Among others, Dutch physicist Christian Huygens introduced the concept of Entrainment in 1666 after he noticed that the pendulums of two clocks mounted on a common board had become synchronized, and his subsequent experiments duplicated this phenomenon. He termed this effect as “odd sympathy”. The two pendulum clocks synchronized with their pendulums swinging 180° out of phase (in opposite directions), but the in phase states were also observed. It is theorized that entrainment occurs because small amounts of energy are transferred between the two systems when they are out of phase in such a way as to produce negative feedback. As they assume a more stable phase relationship, the energy transfers are gradually reduced to zero. Within other topics of physics, Huygens’ theory of entrainment is related to the resonant coupling of harmonic oscillators, which also gives rise to sympathetic vibrations.

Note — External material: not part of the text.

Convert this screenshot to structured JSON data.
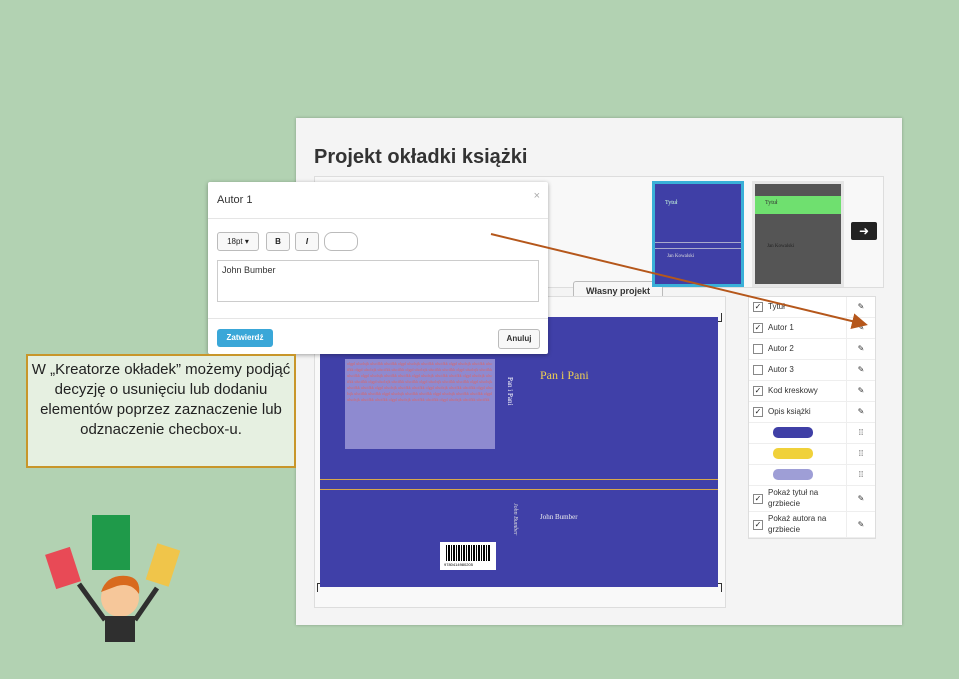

Entrainment has been used as a term to describe the process of mode locking of coupled driven oscillators, which is the process whereby two interacting oscillating systems, which have independent and different periods, assume a common period, which might be not only synchrony, but also other phase relationships. In general, the system with the greater frequency slows down, and the other speeds up. A 2002 study of Huygens’ observations demonstrated that his observation of an antiphase stable oscillation was somewhat fortuitous, noting that there are other possible stable solutions, including a stationary state where a clock stops running. Mode locking between driven oscillators can be demonstrated in labs by using mechanical metronomes on a common, easily movable surface. It is believed that many biological systems utilize such mode locking, including in the proper operation of pacemakers and other biological rate processes.

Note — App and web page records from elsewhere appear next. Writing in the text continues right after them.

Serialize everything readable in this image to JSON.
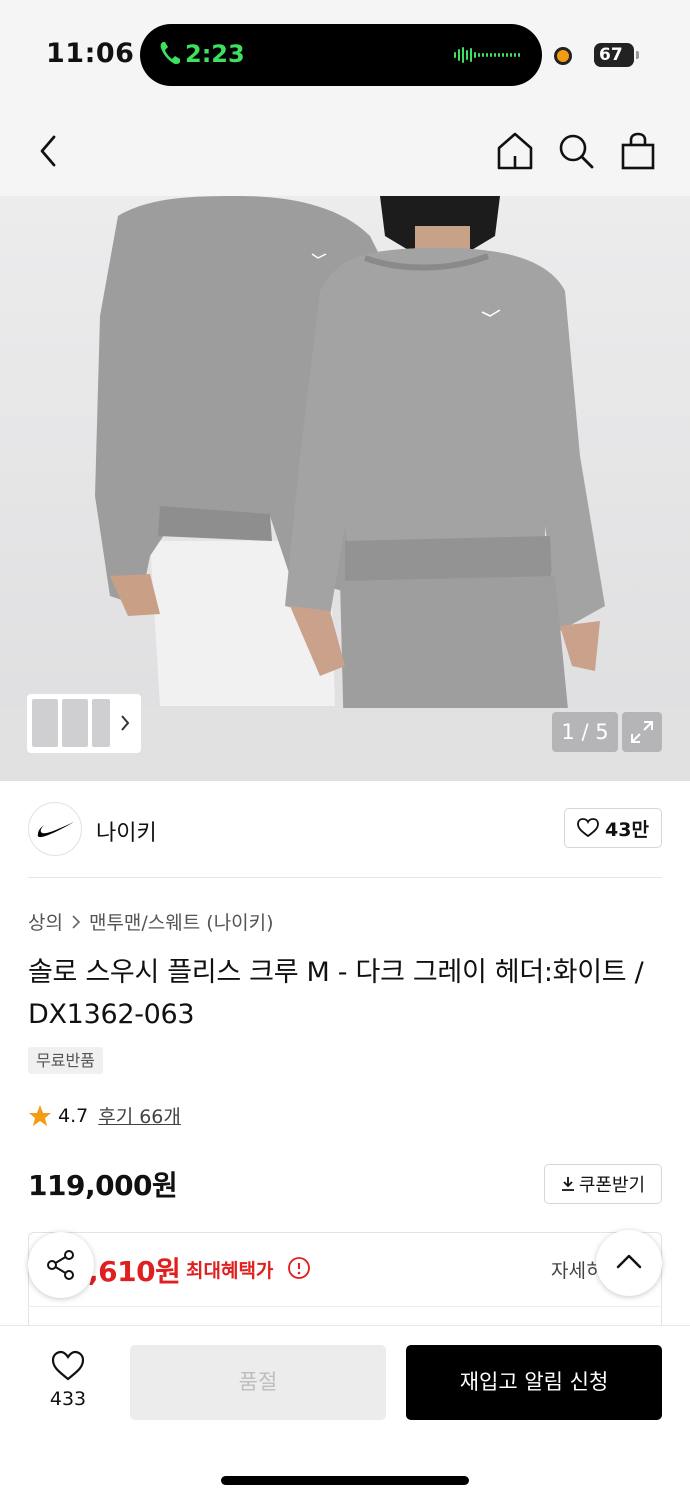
{
  "status_bar": {
    "time": "11:06",
    "call_duration": "2:23",
    "battery": "67"
  },
  "nav": {
    "back_icon": "chevron-left-icon",
    "home_icon": "home-icon",
    "search_icon": "search-icon",
    "bag_icon": "shopping-bag-icon"
  },
  "gallery": {
    "counter": "1 / 5",
    "expand_icon": "expand-icon",
    "thumbnail_more_icon": "chevron-right-icon"
  },
  "brand": {
    "name": "나이키",
    "logo_icon": "nike-swoosh-icon",
    "favorite_count": "43만"
  },
  "product": {
    "breadcrumb": [
      "상의",
      "맨투맨/스웨트 (나이키)"
    ],
    "title": "솔로 스우시 플리스 크루 M - 다크 그레이 헤더:화이트 / DX1362-063",
    "tag": "무료반품",
    "rating": "4.7",
    "review_link": "후기 66개",
    "price": "119,000원",
    "coupon_button": "쿠폰받기"
  },
  "benefit": {
    "price": ",610원",
    "label": "최대혜택가",
    "detail_link": "자세히"
  },
  "bottom_bar": {
    "like_count": "433",
    "soldout_button": "품절",
    "restock_button": "재입고 알림 신청"
  },
  "colors": {
    "accent_red": "#e0201f",
    "call_green": "#3ee060",
    "star": "#f29d13",
    "button_black": "#000000"
  }
}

Sources:; wikipedia.
Painting: Christiaan Huygens by Bernard Vaillant (1632 – 1698)



William Henry Bragg: We Need Both Religion and Science



On 12 March 1942, Sir William Henry Bragg (1862–1942) passed away in London, UK.

With his son, William Lawrence Bragg (1890–1971), William Henry Bragg was co-awarded the 1915 Nobel Prize in Physics, a unique Nobel honor shared by a father and son: “for their services in the analysis of crystal structure by means of X-rays.” The mineral Braggite is named after him and his son.

Quote from Sir William Henry Bragg (1862–1942):

“From religion comes a man’s purpose; from science, his power to achieve it. Sometimes people ask if religion and science are not opposed to one another. They are: in the sense that the thumb and fingers of my hands are opposed to one another. It is an opposition by means of which anything can be grasped.”

Source:  “The Art of the Physicist.” (Abdus Salam). New Scientist. Vol. 35 (20 Jul 1967): 163.